I do want more out of this world, but right now I am just overwhelmed with sadness and hurt. And why wasn’t it me who died and not him (Robin Williams)? I mean hasn’t he made us laugh more than I have? What is the difference between him, me or you? Nothing really-we’re all just bones, blood and organs-and somehow we work in a way to connect to each other. I don’t understand anything better than you, but I hope to live a long time-as long as I can.  As long as I can despite all of my past suicide attempts, depression and or ups and or downs. 

I will keep you posted-

Incidentally I am on some new meds and I do hope they will kick in soon, but we all know-it’s more than just some meds we need to keep those fires burning.

Be Well-

Carmelo 

Earlier this summer, I went on a small trip back to Boston for a number of reasons like: business (of writing), the pleasure of unexpected life, and or-the obviousness of death. 

It was all of a sudden, during my little trip when everything went sideways. From sideways, to right side up, and then into a sort of epistemological pilgrimage/journey regarding Sylvia Plath’s personal history and childhood home. And so when I visited her house, I of course I had to visit Otto Plath-i.e. her father’s grave. 

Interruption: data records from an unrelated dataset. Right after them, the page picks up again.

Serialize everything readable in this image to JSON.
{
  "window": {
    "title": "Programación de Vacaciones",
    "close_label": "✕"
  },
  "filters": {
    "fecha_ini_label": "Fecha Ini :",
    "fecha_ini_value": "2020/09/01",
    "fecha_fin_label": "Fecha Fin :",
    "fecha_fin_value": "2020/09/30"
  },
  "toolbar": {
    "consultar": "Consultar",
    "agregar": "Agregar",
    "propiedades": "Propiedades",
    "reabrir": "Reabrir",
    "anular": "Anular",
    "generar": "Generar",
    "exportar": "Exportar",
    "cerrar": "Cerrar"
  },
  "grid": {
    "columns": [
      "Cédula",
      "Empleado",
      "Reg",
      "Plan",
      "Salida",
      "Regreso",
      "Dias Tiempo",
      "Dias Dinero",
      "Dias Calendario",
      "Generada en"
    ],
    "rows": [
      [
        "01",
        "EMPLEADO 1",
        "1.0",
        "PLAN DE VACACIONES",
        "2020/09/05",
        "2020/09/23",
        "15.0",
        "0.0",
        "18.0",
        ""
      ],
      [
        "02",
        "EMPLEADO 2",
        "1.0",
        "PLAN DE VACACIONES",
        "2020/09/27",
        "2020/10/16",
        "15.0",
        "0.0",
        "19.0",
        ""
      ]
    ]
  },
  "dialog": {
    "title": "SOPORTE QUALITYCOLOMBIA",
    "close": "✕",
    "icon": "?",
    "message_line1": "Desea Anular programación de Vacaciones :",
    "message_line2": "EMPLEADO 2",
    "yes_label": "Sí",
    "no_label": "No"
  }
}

Was it really such an odd thing to investigate? I then wondered, was it a mere coincidence and or was it synchronicity that I was staying in her hometown at a friends house? Either way, it was enlightening and even helpful regarding my own thesis writing, my life’s work related to poetry, memoir, the world, and much, much more…

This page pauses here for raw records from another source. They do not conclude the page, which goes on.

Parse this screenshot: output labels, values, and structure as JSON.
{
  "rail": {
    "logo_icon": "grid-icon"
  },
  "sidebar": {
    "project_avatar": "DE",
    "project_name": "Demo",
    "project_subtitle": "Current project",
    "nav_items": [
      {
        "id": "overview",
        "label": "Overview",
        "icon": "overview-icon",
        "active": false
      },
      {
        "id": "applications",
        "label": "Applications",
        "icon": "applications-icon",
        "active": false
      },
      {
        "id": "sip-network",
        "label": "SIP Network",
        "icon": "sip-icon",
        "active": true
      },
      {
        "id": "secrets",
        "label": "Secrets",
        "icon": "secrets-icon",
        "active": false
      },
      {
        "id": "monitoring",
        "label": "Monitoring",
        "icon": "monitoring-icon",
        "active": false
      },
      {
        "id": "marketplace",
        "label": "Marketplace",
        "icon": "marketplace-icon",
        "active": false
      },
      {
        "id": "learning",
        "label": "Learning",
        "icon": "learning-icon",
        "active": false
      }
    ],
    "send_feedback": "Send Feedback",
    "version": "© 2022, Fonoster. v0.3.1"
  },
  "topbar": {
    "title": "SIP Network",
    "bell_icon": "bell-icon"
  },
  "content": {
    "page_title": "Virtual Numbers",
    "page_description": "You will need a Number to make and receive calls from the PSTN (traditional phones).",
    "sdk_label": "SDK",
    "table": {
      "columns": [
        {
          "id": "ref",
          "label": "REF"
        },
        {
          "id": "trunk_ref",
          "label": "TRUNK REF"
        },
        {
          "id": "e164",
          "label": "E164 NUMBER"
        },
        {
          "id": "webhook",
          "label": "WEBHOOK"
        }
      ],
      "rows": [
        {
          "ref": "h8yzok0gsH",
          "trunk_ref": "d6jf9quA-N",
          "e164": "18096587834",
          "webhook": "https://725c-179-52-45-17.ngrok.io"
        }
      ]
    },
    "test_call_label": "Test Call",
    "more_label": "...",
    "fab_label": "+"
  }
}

I soon realized there was no such thing as an obvious/easy answer to what we (or I) often searched for i.e purpose and or simple wonder.

It then, during my deeper gaze into her life, that I saw it. It helped me see some of my own mysteries. And then-poof! I become more self illuminated. I had a shiny, even newer ray of light that spotted me by the water, and then by an old tree that Otto himself had planted. I think it was from a lighthouse that only I could see. It was all followed by a heavy sadness.

As odd as it sounded-it was illumination beyond the everyday. Beyond the things we try to shut out of our minds and or hearts, i.e. The End.

In The End: We’re all just plots in the ground or ashes that blow away in the wind. And yes, regardless of this looming future truth, I still think it’s still something I (and or we) all should explore and or at least try to understand.

Can I (or we) take off the blinders long enough to try and figure it all out-on our own terms? Is that still possible?

How does any of this relate to my own poetry/memoir/life/thesis etc? Am I making sense-or am I just another mentally ill person that says way too much than he should (online anyways)? 

(insert long sigh here…)

In closing, I kind of felt like that unreal yet real secret to writing poetry came to life for me. What secret you ask? I think it was Mary Ruefle who said that every great poem has a great secret in it. And maybe I’ll add to that in saying that (for me anyways) writing poetry is at least 87.5% contemplation and or meditation on: whatever it is that ails, haunts and or drives you. And then maybe the rest of it-is one’s own father issues. 

I never asked for any of this, I mean who does? I never asked for any great enlightenment, nor the sad mood swings, nor the wonderful and or heartbreaking thoughts to all exist in the same space in me, but they do. If you are still reading this you now know I am the king of over-sharing my own personal demons/issues/sadness/happiness.

But hey, maybe it all exists in you too, or maybe it’ll all come out if you let it. That’s all we have right? Trying or should I say: Doing. 

Create as much as you can while you can-if you can.

I hope you all are having a great summer.

-CV

Ned Vizzini is dead of suicide at 32? A heartbreakingly huge loss, one of young bright stars of young adult literature and film/TV writing. We had a few tiny Fb chats about depression and writing as we both had that same ailment. His books are amazing on so many levels, and I always admired that he never condescended or stereotyped his ‘teen’ characters. He saw true depth where others saw just angry/sad teens.

Depression is never a joke, it’s a very real disease, don’t ever hesitate to talk, shout, cry, howl to others about it, but do something…